Using Armor Starts with Conveyor Controls Integration
November 10, 2011
While Ethernet is simple to use, manufacturers need to consider where it is best utilized when planning facility integration. If all of your control equipment is connected with Ethernet through the switch, you need to understand how that device truly functions.
The traditional proprietary networks required manually setting all node identifications and communication rates, but now Ethernet automatically assigns an address and auto negotiates the baud rate.
However, once a system is running steady state, what happens if something in the control system triggers another ‘auto negotiate’ again? The result would be halting active production at that time, creating more downtime.
While Ethernet is effective in the top levels of the controls architecture, it doesn’t have to be used on the process control and device control levels.
When it comes to the Device Level, there are many options, and planning is required to determine what devices actually need to be on the control network you’re installing.
Adding devices, like variable speed drives, photo-electric sensors and overload relays potentially increase the complexity of your network, but also add significant functionality.
Armor Start products can be deployed without a traditional cabinet; they can still provide individual diagnostics with an LED indicator. Maintenance people prefer a light at the I/O point telling them if the sensor or limit switch changes states.
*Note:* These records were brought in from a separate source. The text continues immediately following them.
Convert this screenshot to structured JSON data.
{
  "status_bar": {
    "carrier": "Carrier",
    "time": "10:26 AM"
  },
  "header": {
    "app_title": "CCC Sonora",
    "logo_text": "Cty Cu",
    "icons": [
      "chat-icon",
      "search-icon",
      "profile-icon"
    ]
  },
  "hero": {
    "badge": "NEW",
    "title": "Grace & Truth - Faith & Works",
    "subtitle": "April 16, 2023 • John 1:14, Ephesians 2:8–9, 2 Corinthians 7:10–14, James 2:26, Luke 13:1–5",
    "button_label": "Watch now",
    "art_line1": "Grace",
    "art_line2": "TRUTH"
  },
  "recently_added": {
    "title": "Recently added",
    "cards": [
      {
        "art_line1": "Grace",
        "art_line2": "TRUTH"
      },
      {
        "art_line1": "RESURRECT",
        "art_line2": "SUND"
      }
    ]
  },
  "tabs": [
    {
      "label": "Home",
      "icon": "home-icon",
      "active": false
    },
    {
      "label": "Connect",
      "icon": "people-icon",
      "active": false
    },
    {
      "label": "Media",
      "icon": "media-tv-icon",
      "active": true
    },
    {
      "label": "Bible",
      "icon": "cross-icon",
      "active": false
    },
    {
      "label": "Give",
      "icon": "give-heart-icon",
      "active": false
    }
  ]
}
If that operator can provide service without opening the cabinets and suiting up with protective gear, their job is easier and down-time is reduced.